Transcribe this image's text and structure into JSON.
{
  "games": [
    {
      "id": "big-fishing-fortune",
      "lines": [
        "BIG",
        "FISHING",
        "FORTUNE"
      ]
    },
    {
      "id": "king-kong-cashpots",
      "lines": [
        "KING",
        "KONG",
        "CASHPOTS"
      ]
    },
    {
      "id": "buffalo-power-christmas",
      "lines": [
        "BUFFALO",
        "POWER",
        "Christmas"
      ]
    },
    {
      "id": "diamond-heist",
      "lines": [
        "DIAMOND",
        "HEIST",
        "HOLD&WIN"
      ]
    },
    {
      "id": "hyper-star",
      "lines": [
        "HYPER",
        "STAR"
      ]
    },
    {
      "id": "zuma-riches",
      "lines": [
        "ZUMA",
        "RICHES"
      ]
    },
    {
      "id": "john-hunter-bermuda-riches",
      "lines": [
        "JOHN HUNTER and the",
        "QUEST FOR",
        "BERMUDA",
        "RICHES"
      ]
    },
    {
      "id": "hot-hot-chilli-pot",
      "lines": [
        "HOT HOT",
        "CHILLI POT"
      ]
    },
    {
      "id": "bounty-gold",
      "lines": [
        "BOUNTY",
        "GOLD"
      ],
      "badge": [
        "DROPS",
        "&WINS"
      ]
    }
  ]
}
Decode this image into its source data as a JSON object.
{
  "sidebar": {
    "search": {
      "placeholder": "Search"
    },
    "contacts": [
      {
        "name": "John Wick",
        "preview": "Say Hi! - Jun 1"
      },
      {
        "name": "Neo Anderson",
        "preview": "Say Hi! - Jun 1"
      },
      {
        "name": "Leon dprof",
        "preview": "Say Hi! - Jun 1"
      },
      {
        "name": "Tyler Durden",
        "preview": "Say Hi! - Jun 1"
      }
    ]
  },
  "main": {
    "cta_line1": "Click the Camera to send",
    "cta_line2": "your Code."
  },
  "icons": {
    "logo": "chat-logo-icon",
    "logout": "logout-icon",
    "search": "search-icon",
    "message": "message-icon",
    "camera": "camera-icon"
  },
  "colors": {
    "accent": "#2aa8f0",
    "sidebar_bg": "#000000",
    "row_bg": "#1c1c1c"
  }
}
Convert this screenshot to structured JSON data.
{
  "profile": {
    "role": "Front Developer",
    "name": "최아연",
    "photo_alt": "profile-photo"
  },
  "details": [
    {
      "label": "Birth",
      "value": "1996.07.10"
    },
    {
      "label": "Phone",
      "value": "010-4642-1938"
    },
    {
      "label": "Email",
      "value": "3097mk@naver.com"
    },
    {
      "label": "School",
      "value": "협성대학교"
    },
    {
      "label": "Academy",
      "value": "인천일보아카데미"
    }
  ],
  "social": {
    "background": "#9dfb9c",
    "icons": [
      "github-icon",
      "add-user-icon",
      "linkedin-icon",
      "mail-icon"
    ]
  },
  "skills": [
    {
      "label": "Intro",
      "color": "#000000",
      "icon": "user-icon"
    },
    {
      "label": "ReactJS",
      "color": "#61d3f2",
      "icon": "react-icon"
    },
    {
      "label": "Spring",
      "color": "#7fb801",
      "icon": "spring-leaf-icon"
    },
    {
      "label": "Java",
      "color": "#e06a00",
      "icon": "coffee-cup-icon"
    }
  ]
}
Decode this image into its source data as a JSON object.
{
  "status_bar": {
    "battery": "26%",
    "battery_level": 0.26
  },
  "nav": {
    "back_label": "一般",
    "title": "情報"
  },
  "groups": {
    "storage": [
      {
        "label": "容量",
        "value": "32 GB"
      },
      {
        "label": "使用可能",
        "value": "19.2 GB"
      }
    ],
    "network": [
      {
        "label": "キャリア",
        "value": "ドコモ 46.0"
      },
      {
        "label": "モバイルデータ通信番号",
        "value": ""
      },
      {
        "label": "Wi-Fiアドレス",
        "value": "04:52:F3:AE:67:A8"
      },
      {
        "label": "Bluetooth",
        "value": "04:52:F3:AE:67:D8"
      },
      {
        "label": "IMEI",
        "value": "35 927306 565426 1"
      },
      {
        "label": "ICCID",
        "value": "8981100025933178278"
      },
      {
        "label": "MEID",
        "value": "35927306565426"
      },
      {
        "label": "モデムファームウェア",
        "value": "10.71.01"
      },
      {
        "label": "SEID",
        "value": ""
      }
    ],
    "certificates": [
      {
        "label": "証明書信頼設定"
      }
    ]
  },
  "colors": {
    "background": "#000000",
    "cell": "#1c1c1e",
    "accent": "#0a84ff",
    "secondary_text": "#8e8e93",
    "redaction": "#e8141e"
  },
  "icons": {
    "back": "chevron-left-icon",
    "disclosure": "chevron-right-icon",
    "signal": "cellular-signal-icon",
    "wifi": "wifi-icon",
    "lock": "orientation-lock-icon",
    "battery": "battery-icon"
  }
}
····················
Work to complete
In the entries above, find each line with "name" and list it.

Expected answer
        "name": "John Wick",
        "name": "Neo Anderson",
        "name": "Leon dprof",
        "name": "Tyler Durden",
    "name": "최아연",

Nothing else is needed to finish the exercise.